Problem details: Copy all the records exactly, but keep the pictures out of your version.

######

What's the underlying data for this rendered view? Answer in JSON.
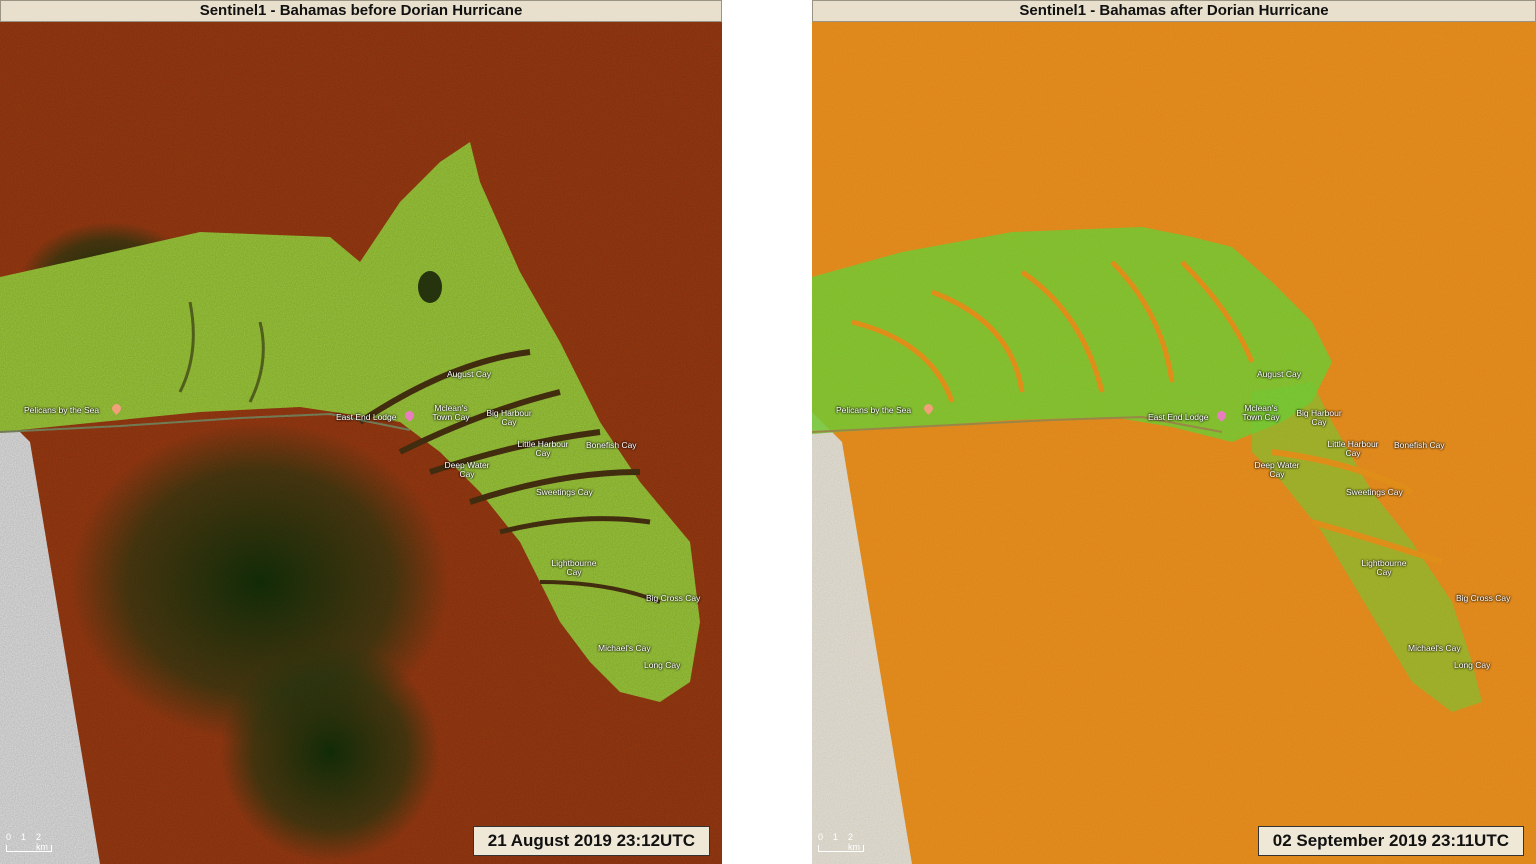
{
  "left": {
    "title": "Sentinel1 - Bahamas before Dorian Hurricane",
    "timestamp": "21 August 2019 23:12UTC",
    "scale": {
      "labels": [
        "0",
        "1",
        "2 km"
      ]
    },
    "colors": {
      "sea": "#9a3a12",
      "sea_dark": "#1f3b10",
      "land": "#9cc83a",
      "channel": "#4a3212",
      "nodata": "#e0e0e0"
    }
  },
  "right": {
    "title": "Sentinel1 - Bahamas after Dorian Hurricane",
    "timestamp": "02 September 2019 23:11UTC",
    "scale": {
      "labels": [
        "0",
        "1",
        "2 km"
      ]
    },
    "colors": {
      "sea": "#e88c20",
      "land": "#6ed23a",
      "channel": "#e8921c",
      "nodata": "#e0e0e0"
    }
  },
  "places": {
    "pelicans": "Pelicans by the Sea",
    "east_end_lodge": "East End Lodge",
    "august_cay": "August Cay",
    "mcleans_town_cay": "Mclean's Town Cay",
    "big_harbour_cay": "Big Harbour Cay",
    "little_harbour_cay": "Little Harbour Cay",
    "bonefish_cay": "Bonefish Cay",
    "deep_water_cay": "Deep Water Cay",
    "sweetings_cay": "Sweetings Cay",
    "lightbourne_cay": "Lightbourne Cay",
    "big_cross_cay": "Big Cross Cay",
    "michaels_cay": "Michael's Cay",
    "long_cay": "Long Cay"
  }
}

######

Result of the task:
What's the underlying data for this rendered view? Answer in JSON.
{
  "left": {
    "title": "Sentinel1 - Bahamas before Dorian Hurricane",
    "timestamp": "21 August 2019 23:12UTC",
    "scale": {
      "labels": [
        "0",
        "1",
        "2 km"
      ]
    },
    "colors": {
      "sea": "#9a3a12",
      "sea_dark": "#1f3b10",
      "land": "#9cc83a",
      "channel": "#4a3212",
      "nodata": "#e0e0e0"
    }
  },
  "right": {
    "title": "Sentinel1 - Bahamas after Dorian Hurricane",
    "timestamp": "02 September 2019 23:11UTC",
    "scale": {
      "labels": [
        "0",
        "1",
        "2 km"
      ]
    },
    "colors": {
      "sea": "#e88c20",
      "land": "#6ed23a",
      "channel": "#e8921c",
      "nodata": "#e0e0e0"
    }
  },
  "places": {
    "pelicans": "Pelicans by the Sea",
    "east_end_lodge": "East End Lodge",
    "august_cay": "August Cay",
    "mcleans_town_cay": "Mclean's Town Cay",
    "big_harbour_cay": "Big Harbour Cay",
    "little_harbour_cay": "Little Harbour Cay",
    "bonefish_cay": "Bonefish Cay",
    "deep_water_cay": "Deep Water Cay",
    "sweetings_cay": "Sweetings Cay",
    "lightbourne_cay": "Lightbourne Cay",
    "big_cross_cay": "Big Cross Cay",
    "michaels_cay": "Michael's Cay",
    "long_cay": "Long Cay"
  }
}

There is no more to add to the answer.